hopeful news??

Intel and $100 laptop join forces

then what??

can literacies be digital?

"digital literacy" is a phrase that has been cropping up everywhere i read and look recently. the use of literacy, to indicate the ability to navigate a particular discursive realm - in this case, the "digital" realm(s) - has always left me feeling a bit uncomfortable. particularly for those of us who conceptualize and actively engage a concept of literacy as social practice. i "get" literacy in a digital age. i can wrap my head around our evolving digital communicative landscape. but what are we really saying when we talk about literacy that is inherently digital - as implied by the phrase "digital literacy"? when we talk about the digital literacies of adolescents, are we really referring to the literacies that we observe in the daily lives of young people who are living and interacting with an increasingly digitized world? and if so, is that the same thing as "digital literacies"?

perhaps i'm getting bogged down with semantics and possibly missing the entire point...


or perhaps we dilute or oversimplify the phenomenon when we gloss over a complicated and diverse emerging landscape of literacy and communicative practices when we simply say digital.

and perhaps it's just a code for like minded "digital literacy" folks to give a silent nod to one another. if the literacy research world were configured like a series of gangs - instead of camps, as we politely note in mixed company - might "DL" be our insignia, our secret handshake, a way of weeding out and letting in...

couldn't the same be said for other adjectives we use to mark and demarcate areas of literacy studies? absolutely. for some reason, this has stuck with me recently b/c i, myself, use the phrase and went off on quite a tangent while writing an explanatory section on this notion for a paper i'm writing. naturally, i wanted to share my confused musings and solicit any and all guidance. we seem to be on a precipice... but, of what??


hope for the middle?

headlines from july 5th:

Baby survives being buried alive

Shunned from society, widows flock to city to die

despite having a history of strong female leaders, indian institutions and customs continue to devalue the lives of female children and women. given these historical and institutional frames, and regardless of a burgeoning middle class and new opportunities for young women, what hope is there for adolescent girls and young women in the middle of the life cycle? having read my sister's recent posts from her time in india - she's interviewing women in rural india about their lives and about their views and interest in education, job training, etc. - it's difficult to the gap between (historical/cultural) conventions and (contemporary/human) agency narrowing.


summer sights and sounds

a couple of weeks ago, we officially entered the summer season. if the heat doesn't give it away, the throngs of kids out and about in the middle of the day surely should. i have to curb my impulse to ask them why they aren't in school - not that i do that during the traditional school year, but the impulse is there. so what are kids in my neighborhood up to whilst i sit and type, type, type away?
- they walk in groups and eat pizza
- share music by splitting headphone feeds from one ipod
- flirt
- ride bikes
- shop, purchase, preen
- laugh, giggle, and more laughing

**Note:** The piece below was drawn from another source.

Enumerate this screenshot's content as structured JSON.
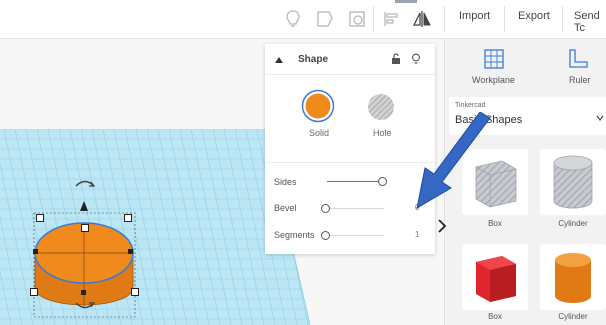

kids laugh. teens laugh. scream with laughter. giggle, chuckle, hoot, holler, chortle...

several years ago, while on a train from paris to visit the chartres cathedral, i had a thought that was brought on by the sounds being made by teenagers at the other end of the train car: what do youth sound like?
more recently, as i've been working hard to conceptualize, operationalize, and put down on paper and image the notion of engaging youths' voices, i find myself thinking a lot about that train ride and asking myself the following related questions:
  • what does youth voice look like?
  • what does it mean to listen to young people? to see them, and not just look at them?
  • what does youth engagement in research look like? feel like? what does it compromise? what does it engender?
  • how do researchers and educators create spaces for youth to voice themselves? pay attention to the spaces they are already voicing? engage in collective voicing with youth?
  • which voices - words, pitches, timbres, accents - are sought? heard? included?
summer provides ample opportunity to see youth voices in action, if only we pay attention and adjust our sensory filters to see and hear, and refrain from giving into the impulse to map young people onto the institutions with which we regularly associate them (e.g., schools)...